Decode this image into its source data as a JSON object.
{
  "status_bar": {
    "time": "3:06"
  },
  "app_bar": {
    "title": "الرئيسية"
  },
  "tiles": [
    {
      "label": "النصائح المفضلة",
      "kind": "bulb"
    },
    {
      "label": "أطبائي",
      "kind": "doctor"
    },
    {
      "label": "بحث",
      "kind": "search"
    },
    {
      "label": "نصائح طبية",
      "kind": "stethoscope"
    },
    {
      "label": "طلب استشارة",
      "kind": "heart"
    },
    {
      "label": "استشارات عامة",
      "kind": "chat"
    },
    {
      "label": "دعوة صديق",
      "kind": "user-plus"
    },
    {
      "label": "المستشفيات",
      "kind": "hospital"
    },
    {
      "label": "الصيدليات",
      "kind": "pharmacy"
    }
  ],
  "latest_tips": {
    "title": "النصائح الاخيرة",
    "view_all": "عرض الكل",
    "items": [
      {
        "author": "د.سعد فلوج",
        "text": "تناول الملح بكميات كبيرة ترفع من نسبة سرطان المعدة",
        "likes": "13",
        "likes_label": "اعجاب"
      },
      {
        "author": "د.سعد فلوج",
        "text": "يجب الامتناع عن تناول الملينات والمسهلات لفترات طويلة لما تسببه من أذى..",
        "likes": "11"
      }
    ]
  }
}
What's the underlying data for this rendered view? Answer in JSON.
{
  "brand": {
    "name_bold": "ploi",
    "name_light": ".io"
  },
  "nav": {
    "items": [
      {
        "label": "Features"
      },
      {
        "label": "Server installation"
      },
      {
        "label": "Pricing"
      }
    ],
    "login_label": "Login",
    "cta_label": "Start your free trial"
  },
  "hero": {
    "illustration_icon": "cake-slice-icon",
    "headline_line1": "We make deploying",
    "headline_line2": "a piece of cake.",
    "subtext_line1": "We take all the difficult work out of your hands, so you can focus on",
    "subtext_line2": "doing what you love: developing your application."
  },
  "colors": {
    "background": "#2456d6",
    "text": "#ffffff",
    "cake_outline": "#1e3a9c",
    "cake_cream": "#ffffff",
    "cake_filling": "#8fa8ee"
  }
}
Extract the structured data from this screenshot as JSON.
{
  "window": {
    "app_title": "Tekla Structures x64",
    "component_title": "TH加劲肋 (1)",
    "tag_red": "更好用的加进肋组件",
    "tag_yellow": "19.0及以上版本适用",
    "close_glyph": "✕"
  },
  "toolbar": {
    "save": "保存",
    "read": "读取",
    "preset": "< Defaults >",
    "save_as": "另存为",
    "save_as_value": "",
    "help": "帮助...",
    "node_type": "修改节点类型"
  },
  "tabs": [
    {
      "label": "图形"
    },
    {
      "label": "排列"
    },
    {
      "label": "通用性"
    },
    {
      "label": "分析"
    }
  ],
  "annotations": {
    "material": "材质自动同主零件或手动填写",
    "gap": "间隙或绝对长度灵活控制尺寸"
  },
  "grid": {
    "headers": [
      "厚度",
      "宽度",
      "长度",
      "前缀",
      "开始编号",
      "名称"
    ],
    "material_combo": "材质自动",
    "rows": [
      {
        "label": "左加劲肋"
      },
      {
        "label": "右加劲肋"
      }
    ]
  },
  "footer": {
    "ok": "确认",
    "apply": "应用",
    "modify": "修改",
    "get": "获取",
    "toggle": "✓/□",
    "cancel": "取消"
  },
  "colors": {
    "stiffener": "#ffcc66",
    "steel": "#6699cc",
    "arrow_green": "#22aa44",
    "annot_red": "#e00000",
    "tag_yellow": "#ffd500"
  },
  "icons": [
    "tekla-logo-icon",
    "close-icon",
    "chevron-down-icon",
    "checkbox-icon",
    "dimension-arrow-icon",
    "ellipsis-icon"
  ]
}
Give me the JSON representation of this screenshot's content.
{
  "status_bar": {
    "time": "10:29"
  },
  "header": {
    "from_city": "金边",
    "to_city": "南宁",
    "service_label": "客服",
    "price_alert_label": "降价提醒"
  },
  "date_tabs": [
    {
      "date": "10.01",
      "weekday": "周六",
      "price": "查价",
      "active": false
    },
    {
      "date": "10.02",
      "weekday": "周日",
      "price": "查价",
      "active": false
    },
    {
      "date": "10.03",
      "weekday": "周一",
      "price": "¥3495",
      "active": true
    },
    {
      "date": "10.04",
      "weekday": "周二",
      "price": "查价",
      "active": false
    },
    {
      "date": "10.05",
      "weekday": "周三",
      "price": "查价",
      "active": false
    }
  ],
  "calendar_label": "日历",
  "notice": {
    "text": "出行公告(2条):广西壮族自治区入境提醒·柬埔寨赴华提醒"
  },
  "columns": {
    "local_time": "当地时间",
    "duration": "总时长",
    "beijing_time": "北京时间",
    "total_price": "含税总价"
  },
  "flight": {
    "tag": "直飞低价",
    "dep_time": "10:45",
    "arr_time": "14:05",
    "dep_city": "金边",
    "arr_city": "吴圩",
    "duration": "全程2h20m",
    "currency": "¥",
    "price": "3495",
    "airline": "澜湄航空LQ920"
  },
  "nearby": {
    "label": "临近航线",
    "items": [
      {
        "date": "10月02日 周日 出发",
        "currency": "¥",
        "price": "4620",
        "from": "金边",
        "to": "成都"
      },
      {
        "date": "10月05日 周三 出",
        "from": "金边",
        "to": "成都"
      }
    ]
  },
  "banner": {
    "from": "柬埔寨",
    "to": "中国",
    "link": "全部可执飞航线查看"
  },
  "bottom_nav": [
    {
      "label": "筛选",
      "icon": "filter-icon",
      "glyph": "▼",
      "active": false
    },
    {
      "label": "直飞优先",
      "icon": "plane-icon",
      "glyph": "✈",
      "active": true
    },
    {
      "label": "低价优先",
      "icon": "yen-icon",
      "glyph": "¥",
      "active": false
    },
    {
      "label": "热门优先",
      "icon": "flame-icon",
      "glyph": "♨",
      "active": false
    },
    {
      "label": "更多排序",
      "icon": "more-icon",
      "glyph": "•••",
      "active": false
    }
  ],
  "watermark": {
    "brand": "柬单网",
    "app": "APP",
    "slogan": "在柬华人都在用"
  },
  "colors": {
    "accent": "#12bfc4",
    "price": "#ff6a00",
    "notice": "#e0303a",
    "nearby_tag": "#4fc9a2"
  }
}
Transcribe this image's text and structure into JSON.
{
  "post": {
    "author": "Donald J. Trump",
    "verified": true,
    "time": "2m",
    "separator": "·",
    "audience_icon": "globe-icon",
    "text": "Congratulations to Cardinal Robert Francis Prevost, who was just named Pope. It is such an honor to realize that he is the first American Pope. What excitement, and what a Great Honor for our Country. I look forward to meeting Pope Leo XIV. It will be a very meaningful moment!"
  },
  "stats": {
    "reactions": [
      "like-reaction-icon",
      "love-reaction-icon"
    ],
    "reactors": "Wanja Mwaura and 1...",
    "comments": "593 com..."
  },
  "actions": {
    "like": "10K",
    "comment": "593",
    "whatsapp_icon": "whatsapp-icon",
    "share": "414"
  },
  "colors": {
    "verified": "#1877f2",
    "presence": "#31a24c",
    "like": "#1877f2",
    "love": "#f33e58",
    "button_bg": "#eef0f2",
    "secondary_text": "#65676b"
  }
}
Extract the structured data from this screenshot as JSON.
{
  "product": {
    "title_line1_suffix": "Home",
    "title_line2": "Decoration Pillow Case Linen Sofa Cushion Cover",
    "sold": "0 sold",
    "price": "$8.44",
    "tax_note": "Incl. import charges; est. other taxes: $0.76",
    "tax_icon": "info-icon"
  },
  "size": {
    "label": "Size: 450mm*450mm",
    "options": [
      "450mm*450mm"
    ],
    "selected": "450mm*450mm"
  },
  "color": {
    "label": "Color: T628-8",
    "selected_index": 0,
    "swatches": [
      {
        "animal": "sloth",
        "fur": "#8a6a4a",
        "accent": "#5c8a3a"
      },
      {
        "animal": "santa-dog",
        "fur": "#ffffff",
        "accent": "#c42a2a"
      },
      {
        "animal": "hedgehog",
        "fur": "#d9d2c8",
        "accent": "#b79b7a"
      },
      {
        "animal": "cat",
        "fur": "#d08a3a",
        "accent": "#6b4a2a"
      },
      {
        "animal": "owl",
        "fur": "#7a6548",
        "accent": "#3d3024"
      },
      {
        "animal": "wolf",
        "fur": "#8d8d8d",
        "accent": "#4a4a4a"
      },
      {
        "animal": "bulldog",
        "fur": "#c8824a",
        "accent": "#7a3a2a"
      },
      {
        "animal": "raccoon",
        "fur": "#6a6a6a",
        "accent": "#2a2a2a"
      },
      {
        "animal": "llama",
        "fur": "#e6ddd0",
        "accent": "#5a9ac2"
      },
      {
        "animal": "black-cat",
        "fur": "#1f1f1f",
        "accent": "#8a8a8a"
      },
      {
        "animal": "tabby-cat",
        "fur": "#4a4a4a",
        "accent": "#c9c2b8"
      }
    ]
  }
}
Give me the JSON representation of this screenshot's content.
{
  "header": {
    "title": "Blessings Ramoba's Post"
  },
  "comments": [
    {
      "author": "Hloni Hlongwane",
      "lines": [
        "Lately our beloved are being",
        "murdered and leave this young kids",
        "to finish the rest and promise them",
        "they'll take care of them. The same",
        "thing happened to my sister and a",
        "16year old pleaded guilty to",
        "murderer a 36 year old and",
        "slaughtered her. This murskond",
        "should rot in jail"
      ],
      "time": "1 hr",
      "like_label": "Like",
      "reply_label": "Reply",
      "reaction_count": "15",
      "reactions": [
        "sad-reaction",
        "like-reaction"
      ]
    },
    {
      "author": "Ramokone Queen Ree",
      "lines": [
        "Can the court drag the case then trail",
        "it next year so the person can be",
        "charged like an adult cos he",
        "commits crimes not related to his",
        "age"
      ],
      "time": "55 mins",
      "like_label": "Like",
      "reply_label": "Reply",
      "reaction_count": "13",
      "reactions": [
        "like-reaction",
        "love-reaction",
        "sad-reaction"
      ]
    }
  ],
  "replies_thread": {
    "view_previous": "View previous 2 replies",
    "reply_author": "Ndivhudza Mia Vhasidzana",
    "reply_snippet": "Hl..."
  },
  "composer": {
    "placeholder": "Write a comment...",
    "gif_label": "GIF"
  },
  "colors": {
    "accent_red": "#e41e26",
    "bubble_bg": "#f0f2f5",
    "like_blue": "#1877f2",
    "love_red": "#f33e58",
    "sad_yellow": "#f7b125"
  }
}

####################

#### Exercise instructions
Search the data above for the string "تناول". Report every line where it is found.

#### Final answer
        "text": "تناول الملح بكميات كبيرة ترفع من نسبة سرطان المعدة",
        "text": "يجب الامتناع عن تناول الملينات والمسهلات لفترات طويلة لما تسببه من أذى..",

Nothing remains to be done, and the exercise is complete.